**WORK TO BE COMPLETED**
Scan the data that follows and count the lines with the string "title"; answer with the count alone.

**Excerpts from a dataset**
* * * * * * *
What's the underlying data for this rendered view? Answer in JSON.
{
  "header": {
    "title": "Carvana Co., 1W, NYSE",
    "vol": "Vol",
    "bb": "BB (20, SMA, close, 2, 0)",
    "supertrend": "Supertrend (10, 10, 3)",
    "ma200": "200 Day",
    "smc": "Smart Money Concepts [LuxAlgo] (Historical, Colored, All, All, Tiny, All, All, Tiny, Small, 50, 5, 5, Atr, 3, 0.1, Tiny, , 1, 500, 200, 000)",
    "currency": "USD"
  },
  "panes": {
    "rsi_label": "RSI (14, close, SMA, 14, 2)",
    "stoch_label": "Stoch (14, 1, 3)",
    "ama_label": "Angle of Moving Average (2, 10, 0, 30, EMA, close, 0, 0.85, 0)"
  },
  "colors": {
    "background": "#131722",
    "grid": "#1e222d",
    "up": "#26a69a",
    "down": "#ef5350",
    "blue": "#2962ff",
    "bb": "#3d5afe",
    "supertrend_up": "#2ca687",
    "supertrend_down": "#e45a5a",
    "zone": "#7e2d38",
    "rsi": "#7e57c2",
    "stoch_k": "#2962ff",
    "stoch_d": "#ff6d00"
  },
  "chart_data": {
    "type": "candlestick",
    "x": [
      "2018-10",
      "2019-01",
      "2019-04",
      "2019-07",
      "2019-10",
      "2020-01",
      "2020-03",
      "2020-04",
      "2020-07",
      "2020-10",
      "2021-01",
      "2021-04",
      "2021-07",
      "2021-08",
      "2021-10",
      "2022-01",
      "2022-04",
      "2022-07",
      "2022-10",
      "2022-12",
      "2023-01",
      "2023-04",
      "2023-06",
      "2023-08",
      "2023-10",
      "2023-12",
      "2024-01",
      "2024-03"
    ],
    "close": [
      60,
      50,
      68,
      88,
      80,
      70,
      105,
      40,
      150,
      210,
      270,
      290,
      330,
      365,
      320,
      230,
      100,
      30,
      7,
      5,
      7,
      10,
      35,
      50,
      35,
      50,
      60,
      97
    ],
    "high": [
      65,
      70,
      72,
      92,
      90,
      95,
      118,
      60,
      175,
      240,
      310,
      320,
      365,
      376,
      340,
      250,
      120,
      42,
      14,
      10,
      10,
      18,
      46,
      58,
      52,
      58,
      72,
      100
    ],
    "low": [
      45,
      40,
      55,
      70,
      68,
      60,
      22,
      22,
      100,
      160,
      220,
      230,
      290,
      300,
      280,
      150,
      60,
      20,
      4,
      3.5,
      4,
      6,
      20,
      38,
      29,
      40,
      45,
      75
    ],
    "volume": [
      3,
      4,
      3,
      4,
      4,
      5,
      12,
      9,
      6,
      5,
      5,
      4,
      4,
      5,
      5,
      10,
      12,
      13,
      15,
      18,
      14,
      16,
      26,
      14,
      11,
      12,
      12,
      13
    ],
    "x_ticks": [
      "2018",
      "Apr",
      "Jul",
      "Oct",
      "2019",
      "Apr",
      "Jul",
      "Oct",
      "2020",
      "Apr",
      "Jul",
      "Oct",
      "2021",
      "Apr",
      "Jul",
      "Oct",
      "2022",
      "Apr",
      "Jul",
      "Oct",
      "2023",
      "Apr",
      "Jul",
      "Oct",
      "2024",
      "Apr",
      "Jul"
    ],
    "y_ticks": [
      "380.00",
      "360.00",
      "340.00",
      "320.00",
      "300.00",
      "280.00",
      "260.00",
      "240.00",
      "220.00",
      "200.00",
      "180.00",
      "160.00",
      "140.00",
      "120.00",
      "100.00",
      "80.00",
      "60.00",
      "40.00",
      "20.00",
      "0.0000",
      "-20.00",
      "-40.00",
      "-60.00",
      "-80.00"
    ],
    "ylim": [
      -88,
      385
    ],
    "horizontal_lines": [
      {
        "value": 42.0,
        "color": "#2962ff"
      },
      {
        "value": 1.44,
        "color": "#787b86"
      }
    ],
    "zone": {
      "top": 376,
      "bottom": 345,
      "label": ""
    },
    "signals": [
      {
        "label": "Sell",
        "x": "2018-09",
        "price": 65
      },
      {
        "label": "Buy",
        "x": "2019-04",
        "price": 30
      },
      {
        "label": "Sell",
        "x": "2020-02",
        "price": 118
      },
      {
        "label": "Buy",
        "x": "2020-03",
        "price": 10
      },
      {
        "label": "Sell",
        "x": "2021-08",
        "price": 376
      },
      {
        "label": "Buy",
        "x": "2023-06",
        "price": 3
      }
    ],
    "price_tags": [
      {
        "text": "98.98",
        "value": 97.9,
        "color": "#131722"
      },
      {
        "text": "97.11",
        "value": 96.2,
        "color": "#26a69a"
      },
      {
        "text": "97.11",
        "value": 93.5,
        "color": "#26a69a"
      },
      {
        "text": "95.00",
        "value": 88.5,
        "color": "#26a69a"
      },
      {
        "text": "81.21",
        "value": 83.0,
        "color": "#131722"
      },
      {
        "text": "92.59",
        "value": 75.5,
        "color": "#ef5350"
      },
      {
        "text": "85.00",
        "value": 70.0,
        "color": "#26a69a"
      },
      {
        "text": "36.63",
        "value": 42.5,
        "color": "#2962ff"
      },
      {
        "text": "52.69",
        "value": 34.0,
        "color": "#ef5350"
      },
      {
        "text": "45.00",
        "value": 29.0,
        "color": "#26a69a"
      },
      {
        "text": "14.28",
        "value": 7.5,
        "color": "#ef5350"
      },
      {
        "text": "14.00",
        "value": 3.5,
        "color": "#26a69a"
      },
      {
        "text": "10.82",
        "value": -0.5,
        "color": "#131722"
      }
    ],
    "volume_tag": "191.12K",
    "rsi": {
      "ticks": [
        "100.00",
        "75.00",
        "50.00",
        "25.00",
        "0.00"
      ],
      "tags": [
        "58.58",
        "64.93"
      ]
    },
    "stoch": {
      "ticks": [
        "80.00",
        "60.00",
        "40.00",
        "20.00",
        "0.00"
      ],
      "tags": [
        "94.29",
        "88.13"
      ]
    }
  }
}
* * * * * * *
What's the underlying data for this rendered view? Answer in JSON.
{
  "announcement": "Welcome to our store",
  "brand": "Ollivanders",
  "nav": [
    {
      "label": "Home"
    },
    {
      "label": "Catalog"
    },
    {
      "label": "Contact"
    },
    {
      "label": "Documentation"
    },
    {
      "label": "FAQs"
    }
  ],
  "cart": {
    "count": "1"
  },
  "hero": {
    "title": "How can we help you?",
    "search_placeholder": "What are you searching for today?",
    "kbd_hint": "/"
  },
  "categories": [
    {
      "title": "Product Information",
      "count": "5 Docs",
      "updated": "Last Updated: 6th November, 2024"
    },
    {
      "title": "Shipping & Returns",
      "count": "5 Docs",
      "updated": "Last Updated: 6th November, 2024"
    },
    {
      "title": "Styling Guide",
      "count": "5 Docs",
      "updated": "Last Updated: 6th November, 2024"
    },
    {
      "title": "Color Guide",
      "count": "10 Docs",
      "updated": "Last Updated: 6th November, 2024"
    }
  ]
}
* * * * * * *
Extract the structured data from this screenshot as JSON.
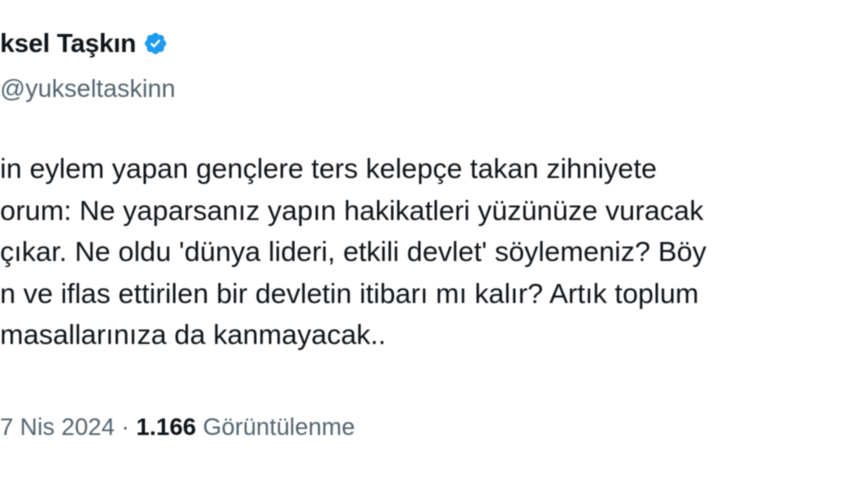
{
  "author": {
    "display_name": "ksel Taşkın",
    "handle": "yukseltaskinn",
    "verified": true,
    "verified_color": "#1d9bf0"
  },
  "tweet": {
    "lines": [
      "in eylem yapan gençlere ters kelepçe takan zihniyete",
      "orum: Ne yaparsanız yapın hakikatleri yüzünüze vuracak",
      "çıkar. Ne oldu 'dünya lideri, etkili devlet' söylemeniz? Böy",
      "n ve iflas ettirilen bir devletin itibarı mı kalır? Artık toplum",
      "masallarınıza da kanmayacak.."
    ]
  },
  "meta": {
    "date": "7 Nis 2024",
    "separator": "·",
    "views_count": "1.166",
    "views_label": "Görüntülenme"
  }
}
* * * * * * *
**SOLUTION BELOW**
6